by discussing what associations we have with the term installing (boilers, computer programmes) chris brought out the importance of care in the placement of objects within installations, selecting positions to bring out nuances of relationship between the objects and their environment. then he told us about hannah hurtzig, who makes time and site specific installations where the visitor to the gallery is an integral piece of the art/event. in the mobile academies and blackmarket for knowledge, she gathers 100 experts who can be quizzed for 5 minutes before a rotation is signalled, and you get to move on to the next expert..without the visitors, there can be no conversation, so passive admiration of paintings or sculpture is turned on its head.

assemblage lacks this site/context specific content – a collection of objects is arranged within a space without being intended to interact with that space.

installation should dominate the space in the sense that the content the artist arranges dictates how we see and make connections, although there is still room for our response to be informed by our own experiences.

we divided into groups and presented a performative piece or a made piece to illustrate a concept provided by chris, which went surprisingly well!
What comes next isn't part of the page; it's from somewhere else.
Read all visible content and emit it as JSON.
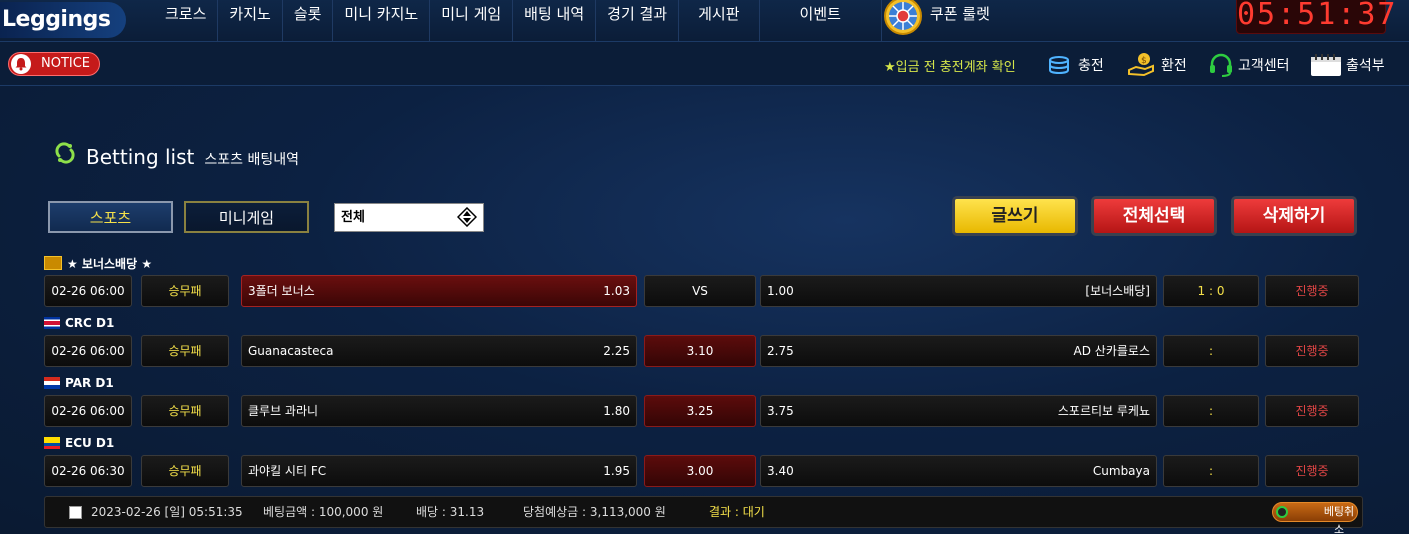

for me this all links to my definition of fine art as being the art concerned with the presentation of philosophy by non-verbal means. other arts are concerned with aesthetics of appearance and use, but fine art explodes out from that to include any philosophical question.

and personally, the distinctions made reminded me of two particular exhibitions that have affected me in different ways:

when  a friend and i hitchhiked from konstanz to freiburg for the day in 1985, and ended up at the opening of a new contemporary art gallery in freiburg, i only went round the top floor because shuna insisted. in one particular room, there were maybe a dozen paintings, all horizontal black oblongs with a red line across. i turned to her and said, this is the kind of stuff that gives modern art a bad name. she grinned at me and said, so you don’t like any of them? i looked around and realised…i really HATED one of them. the line was in the wrong place. it made a really clunky, clumsy division. ouch! and that was it! i stayed in that room till closing time, while she did another 3 rooms…i had a real conversion experience, i really understood, not every painting is meant to be liked! it is meant to be EXPERIENCED. and after 20 minutes i did like some of them…and not others and then the one i hated, i still hated it, but found it fascinating 😉 apologies to the probably very well known artist who i can’t credit, i can’t even remember if it was a german name…

a group exhibition in london, probably in 2000, where i saw an installation by a woman artist whose name i can’t find, quite similar to the pen plotter work of roman and alice verostko. as you walked downstairs sensors passed your footfall to the pens and depending on some variable i’ve forgotten, different colours were traced for different lengths of time. it was very cool! the piece depended on visitors coming down, the gaps at night and on mondays when the gallery was closed were quite clear, also there was a note to explain when there had been a break in electricity for some reason…again, apologies for not being able to credit the artist.

it was pure chance i had a conversion experience in freiburg, but i was essential to the second installation – i spotted one of the pens had jammed and told the invigilator, who got up a ladder to meddle with it and set it going again and because when she had all the data in, the artist was going to make another piece, reflecting the traffic, that green pen counted! but everyone who went to it was essential. it really made me think…

which is what art is for! go her, the unknown artist! 😉